Only family members actually working in the family business should receive a paycheck. Learn to separate management from ownership.
“We” is much more powerful than “I.” Incorporate the word “we” into your vocabulary by making statements such as “Let’s think about how we can this week improve the associate handbook for our team,” versus “I want that darn handbook updated and I want it done now!”
Separate politics from the family business. Congrats to your wife’s brother-in-law who has entered his hat into the race to become the town’s mayor. While you wish him well, that doesn’t give you the right to post political signs on store property without confirmation from other owning family members. If you all agree, great. If not? Enough said.
Honor those who came before you. If you’re not the founder of your company, show respect for those who came before you and built the foundation on which your company has grown and prospered. Mom and dad no doubt gave it their all to establish your store(s) and they should be recognized.

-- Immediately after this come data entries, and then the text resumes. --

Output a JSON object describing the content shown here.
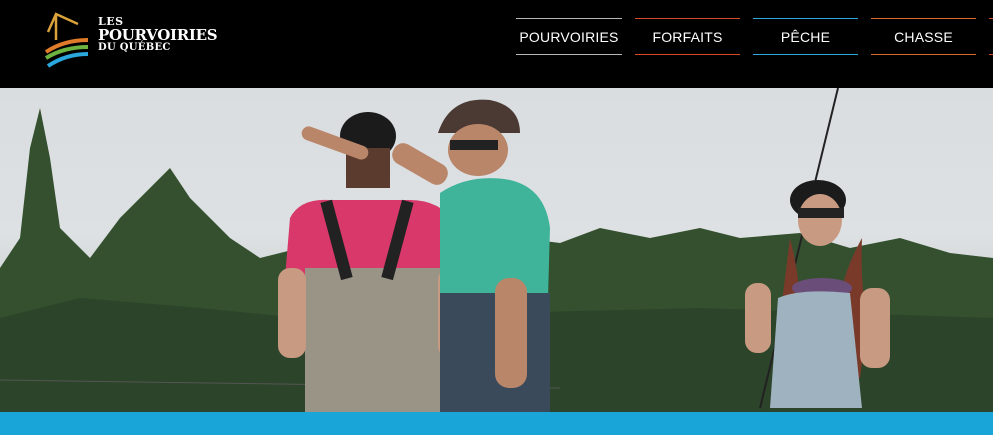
{
  "logo": {
    "line1": "LES",
    "line2": "POURVOIRIES",
    "line3": "DU QUÉBEC"
  },
  "nav": {
    "items": [
      {
        "label": "POURVOIRIES",
        "color": "#b8b8b8"
      },
      {
        "label": "FORFAITS",
        "color": "#d94a2b"
      },
      {
        "label": "PÊCHE",
        "color": "#2aa7dc"
      },
      {
        "label": "CHASSE",
        "color": "#d96a2b"
      }
    ]
  },
  "colors": {
    "accent_bar": "#1aa5d8",
    "header_bg": "#000000"
  }
}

In little ways, remind your associates and customers of the history of your company by hanging photos of the founders and sharing their story on the walls of the employee break rooms, the front lobby, or even in the associate handbook. Or perhaps you wish to establish an annual scholarship in their honor for associates attending college. Whatever your plan, do it in heartfelt way that shows appreciation for their sacrifices and hard work.
Jane Olszeski Tortola is a freelance writer who devoted over three decades of her career to working in a family owned supermarket company founded by her late father. She is a graduate of The Ohio State University and is active in a number of food industry organizations. She can be reached at JANIEOT@aol.com.